Orwell, although in quite poor health, had written the introduction for thisvolume in the Spring of 1947. Reynolds – a Quaker, a pacifist, a supporter ofthe ILP and of the non-Communist Republicans in Spain – had worked with Orwellon his talks to India. Although they did seem to consult on the contents (Orwellhad some suggestions), he said that Reynolds – then in his early 40s –"compiled and arranged this book." A second volume with which Orwellhad little to do appeared in 1951. This introduction gave Orwell a chance toplay with his ideas about pamphlets and once more to decry the "decay"of the English Language.
Much has been written about the various individuals whose work influenced Orwell in creating Among those who have been singled out are Burnham, Aldous Huxley, H.G. Wells, and Zamiatin. The last, a one-time professional engineer, initially turned to writing in his late 20s as an avocation while in exile for his activities in the Russian revolution of 1905. After the Bolshevik Revolution in 1917, according to Max Eastman, Zamiatin gave his "energy and ingenuity to writing and to editing literary journals." Zamiatin left Russia in the early 1930s and died in Paris in 1937. , written in 1921-22, has many parallels with including the state's extirpation of imagination, the complete regimentation of life, the psychological transformation of the main protagonist. Zamiatin, understanding he had no possibility of publishing in the USSR, sent his manuscript overseas, and its first appearance in any language was the 1924 American edition. In 1944, Gleb Struve, then teaching Slavonic Studies at London University, introduced Orwell to via the French translation Orwell reviewed it for in early 1946. He particularly found it interesting that as in the state in practiced "cruelty as an end in itself." Struve had a copy of the English translation but extremely dissatisfied with it, almost entirely rewrote it in the margins of his copy: at one point in exasperation he wrote of a translated phrase "both incorrect and cheap."
A Collection of Essays Quotes by George Orwell
It is long past 1984, but interest in Orwell continues unabated. Penguin,which has kept most of Orwell's writing in print over the past few decades, hasnow undertaken to make the major works available unabridged on tape. There hadbeen abridged recordings in the past.
A Collection of Essays (eBook) by George Orwell (Author)
A brilliant essayist with a magnificent command of the English language,Orwell in this first collection dealt with Charles Dickens, the English"boys' weeklies," and Henry Miller. He used his subjects to dwell on awide variety of issues including "cultural unity," propaganda, andliterary trends. These essays, as one critic later remarked, are "small masterpieces in a limited field." Inearly 1940 1,100 copies (with overs) of this book were printed; the book wentout of print before the end of the year. All copies were not sold; some weredestroyed by bombing. Orwell probably earned less than £30 for this splendidcollection. No American edition of this book has been published. However, theessays would surface over the years in various edited collections, in the U.K.(such as the Penguin editions), the U.S., and elsewhere in translation.

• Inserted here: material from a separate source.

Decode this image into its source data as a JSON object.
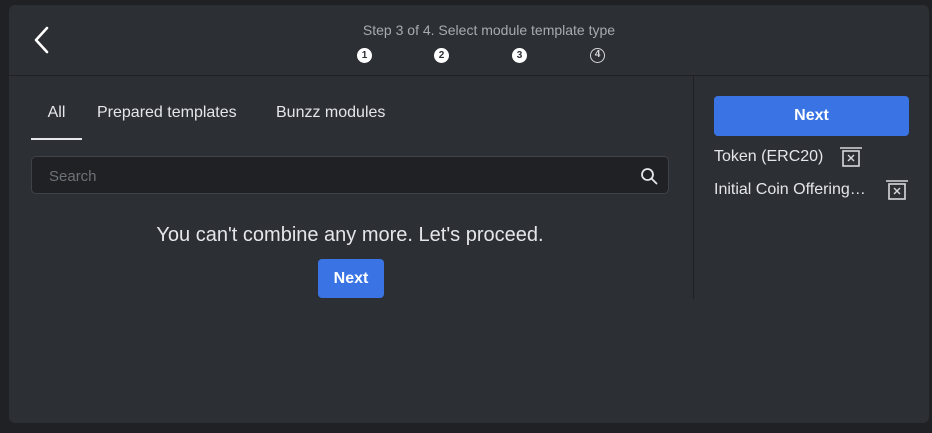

Fifty Orwell Essays, by George Orwell, free ebook
From 1941 until the Summer 1946 issue Orwell regularly reported on theEnglish scene for the . Altogether he wrote 15"London Letters." was a New York-basedone-time Trotskyite literary and political journal. By the 1940s "for manyreaders," according to co-editor William Phillips, the "servedas a focal point in their attempts to orient themselves in the world of modernart and politics." Orwell, during the 1940s, when the achievedgreat eminence and influence, also contributed articles and reviews. "GhandiIn Mayfair," a tough-minded negative review of by Lionel Felden (published by Secker & Warburg) first appeared in (September, 1943).
George Orwell’s ‘1984’ is a best-seller again
During the first part of 1945, into the summer, Orwell served a stint as acorrespondent (at home and abroad) for and the He also managed to squeeze in other writing, as for examplehis contribution to (designed as "a collection of stories,articles, and pictures for the junior members of the family"). Orwell'sarticle, drawing on his correspondent experiences appeared in initialissue in late 1945. He made no concessions to the age of his readers. editors (who included Andre Deutsch, later an influential, maverick,left-leaning U.K. publisher) correctly assessed Orwell's report as "anattempt to describe the actual state of the world and the immediate problemsthat face us." Orwell, said their preface to his article, "sets out toshow that these problems CAN be solved, but at the same time emphasises thatthere is not much cause for optimism in the world to-day."